The Pentagon is getting more serious about naming and shaming contractors when it comes to companies that officials believe are helping the Defense Department curb costs, or those that could do better.

Pentagon acquisition policy chief Frank Kendall told reporters June 13 that the entire Defense Department will initiate ranking regimes similar to the Navy Department’s Superior Supplier Incentive Program over the coming year.

To that effect, Kendall and Navy acquisition chief Sean Stackley also released the top nine suppliers, by business unit, for the military department home to the Navy and Marine Corps. They are:

General Dynamics Combat Systems;

• General Dynamics Marine Systems;

General Electric Aviation;

Lockheed Martin Systems and Training;

• Maritime Helicopter Support Co., a joint venture of Lockheed and United Technologies subsidiary Sikorsky Aircraft;

Northrop Grumman Aerospace Systems;

Raytheon Integrated Defense Systems;

• Raytheon Intelligence, Information and Services; and

Rolls Royce Defense Aerospace.

The top nine Navy suppliers come from a longer list of 80 business units across 30 companies. Ranking results are being broken into three tiers, with the top third invited by officials to propose ways the Pentagon can "reduce unneeded administrative or overhead burdens."

The tiered rankings will be shared, Stackley said, although neither he nor Kendall detailed how publicly available that information would be. Moreover, the tiered rankings do not have a specific role in source-selection criteria in future awards.

Still, Kendall and Stackley assert the rankings should have an effect over time as companies enjoy or suffer their reputations in the minds of contracting officials, lawmakers and others. Moreover, the rankings will spotlight who should benefit from federal contracting incentives or aspects of the Pentagon’s relatively large buying power. For others, it should goad them into corrective action, they said.

"For the industry part not in that top tier, the recognition of where you are, where your business units are, is going to be a very important incentive for them to find out from their customer what the problems are and to do something about it," Kendall said. "The people who will respond the most are the people on the bottom tier … and that is exactly the kind of behavior we want to see."

Said Stackley: "Public recognition is a very strong incentive. We want to sit down and say, ‘you’ve been a good performer,’ so let’s … figure out what we can do across a contract – within our regulations – to provide added incentive to stay on that path."

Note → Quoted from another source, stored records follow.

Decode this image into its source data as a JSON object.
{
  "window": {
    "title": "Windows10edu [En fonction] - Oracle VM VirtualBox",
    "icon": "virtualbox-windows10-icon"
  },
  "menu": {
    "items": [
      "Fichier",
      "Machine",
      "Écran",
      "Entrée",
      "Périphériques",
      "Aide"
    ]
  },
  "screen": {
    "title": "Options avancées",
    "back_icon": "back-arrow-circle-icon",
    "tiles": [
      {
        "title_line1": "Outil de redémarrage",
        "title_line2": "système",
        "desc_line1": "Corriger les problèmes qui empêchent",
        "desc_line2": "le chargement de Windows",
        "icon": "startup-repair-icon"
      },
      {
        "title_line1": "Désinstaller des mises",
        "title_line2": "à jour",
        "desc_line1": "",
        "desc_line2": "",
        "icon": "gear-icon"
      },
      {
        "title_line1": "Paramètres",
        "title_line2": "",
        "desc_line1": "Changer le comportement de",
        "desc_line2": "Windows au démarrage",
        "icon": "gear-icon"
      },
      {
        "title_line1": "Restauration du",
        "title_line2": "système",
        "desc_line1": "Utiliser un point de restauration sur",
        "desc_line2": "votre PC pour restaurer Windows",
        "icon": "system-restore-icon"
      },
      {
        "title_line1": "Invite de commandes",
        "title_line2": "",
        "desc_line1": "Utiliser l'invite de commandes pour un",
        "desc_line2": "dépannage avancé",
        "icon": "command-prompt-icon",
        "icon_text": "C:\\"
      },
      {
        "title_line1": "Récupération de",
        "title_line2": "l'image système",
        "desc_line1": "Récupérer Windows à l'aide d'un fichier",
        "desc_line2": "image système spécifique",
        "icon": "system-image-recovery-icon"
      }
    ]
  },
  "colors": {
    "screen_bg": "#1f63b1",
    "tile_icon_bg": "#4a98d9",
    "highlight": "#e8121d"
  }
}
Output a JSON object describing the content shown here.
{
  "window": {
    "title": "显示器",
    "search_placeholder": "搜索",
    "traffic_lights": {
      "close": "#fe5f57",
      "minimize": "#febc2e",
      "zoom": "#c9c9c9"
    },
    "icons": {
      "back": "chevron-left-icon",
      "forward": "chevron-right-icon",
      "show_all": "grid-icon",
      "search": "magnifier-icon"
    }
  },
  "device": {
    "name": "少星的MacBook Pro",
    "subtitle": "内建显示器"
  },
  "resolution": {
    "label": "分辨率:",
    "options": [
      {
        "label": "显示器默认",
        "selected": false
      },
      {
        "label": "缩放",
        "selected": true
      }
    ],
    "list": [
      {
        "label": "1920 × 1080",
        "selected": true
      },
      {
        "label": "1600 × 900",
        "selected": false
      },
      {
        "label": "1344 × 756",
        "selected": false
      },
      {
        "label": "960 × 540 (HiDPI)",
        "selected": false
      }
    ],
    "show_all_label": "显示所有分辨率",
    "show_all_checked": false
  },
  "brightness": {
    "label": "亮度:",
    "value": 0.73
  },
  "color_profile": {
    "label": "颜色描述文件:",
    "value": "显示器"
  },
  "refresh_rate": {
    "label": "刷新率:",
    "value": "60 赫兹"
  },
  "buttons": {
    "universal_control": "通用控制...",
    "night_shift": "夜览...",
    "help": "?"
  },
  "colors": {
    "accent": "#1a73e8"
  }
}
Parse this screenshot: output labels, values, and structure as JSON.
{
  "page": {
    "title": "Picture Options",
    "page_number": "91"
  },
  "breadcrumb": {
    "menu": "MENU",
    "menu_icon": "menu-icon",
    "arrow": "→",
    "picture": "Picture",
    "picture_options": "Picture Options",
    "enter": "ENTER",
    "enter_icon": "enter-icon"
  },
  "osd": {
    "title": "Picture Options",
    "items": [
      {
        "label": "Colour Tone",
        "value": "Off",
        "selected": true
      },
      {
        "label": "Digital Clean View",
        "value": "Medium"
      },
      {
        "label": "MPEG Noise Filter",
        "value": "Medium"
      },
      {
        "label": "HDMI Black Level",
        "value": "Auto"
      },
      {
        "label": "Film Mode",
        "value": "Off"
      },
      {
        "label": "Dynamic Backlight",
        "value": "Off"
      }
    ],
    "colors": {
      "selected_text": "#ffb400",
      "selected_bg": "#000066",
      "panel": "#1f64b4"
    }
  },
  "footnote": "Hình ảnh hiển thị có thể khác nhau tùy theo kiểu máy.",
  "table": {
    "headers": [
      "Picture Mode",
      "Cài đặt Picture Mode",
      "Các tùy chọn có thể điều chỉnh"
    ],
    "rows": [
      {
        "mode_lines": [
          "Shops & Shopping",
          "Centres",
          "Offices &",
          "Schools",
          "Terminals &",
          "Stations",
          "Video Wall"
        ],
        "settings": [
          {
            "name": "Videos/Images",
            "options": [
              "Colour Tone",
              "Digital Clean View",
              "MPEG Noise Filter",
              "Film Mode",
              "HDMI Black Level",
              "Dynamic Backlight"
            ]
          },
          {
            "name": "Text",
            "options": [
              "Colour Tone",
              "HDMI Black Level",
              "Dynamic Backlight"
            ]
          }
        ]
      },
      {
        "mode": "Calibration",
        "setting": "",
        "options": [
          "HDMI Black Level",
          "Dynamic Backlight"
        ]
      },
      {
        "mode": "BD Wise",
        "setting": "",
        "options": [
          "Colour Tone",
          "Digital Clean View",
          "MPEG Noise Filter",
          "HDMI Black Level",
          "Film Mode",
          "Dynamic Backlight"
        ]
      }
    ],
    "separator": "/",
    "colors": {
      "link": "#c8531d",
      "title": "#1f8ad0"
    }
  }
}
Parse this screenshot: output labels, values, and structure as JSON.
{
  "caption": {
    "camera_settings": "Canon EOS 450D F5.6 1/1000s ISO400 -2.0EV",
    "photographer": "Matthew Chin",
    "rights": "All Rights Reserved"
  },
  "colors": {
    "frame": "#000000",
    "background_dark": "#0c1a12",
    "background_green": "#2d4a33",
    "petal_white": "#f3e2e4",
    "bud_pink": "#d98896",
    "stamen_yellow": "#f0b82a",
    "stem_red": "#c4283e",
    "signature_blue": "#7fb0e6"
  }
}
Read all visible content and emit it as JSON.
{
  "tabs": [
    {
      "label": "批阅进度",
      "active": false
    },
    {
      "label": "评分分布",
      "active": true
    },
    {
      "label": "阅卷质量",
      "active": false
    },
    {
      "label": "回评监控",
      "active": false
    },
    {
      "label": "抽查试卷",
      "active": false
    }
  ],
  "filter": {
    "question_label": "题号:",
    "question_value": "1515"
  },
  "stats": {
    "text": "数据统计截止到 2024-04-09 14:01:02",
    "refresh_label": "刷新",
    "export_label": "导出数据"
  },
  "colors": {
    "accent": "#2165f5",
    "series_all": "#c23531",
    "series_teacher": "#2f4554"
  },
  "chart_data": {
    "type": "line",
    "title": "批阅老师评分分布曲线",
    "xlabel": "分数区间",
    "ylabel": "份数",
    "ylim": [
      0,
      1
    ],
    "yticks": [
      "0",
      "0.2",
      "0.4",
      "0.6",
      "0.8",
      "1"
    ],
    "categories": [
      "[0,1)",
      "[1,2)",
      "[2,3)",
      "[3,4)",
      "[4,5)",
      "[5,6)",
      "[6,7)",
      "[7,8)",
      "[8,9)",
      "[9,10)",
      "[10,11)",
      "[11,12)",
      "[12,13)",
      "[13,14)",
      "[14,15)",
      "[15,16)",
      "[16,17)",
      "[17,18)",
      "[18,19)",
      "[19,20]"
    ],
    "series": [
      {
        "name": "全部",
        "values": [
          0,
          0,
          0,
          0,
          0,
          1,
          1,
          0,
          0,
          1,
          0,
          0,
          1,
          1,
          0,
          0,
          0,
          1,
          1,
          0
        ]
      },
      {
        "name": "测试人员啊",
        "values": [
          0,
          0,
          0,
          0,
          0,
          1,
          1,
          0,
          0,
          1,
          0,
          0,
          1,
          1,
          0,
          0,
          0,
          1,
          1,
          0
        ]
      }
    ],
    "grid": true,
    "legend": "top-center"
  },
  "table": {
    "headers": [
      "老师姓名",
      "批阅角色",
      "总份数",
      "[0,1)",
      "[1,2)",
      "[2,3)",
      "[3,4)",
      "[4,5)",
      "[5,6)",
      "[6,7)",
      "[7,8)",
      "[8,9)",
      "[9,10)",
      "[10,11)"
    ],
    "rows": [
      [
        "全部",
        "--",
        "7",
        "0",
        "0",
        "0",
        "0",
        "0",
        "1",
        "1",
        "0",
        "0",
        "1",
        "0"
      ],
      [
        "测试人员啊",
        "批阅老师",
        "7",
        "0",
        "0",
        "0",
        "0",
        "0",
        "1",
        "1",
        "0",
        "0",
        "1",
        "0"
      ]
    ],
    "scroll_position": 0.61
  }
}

Suppliers in the Navy rankings were evaluated using the Pentagon’s Contractor Performance Assessment Reporting System (CPARS), an unclassified enterprise resource software system for collection of contractors’ past-performance information, a contractor quality required under Federal Acquisition Regulations (FAR) and its defense offshoot, the DFAR. Kendall and Stackley said CPARS will be used to judge contractors for the Air Force, Army and other defense agencies, too.

CPARS-type results are shared on a contract-by-contract basis now, but the Superior Supplier Incentive Program is an attempt to take a higher-level approach to assessing a company’s or business unit’s reputation. According to Stackley, "If you’re not on the list and you’re competing against someone on the list, that’s a clue to you that his CPARS outperforms your CPARS."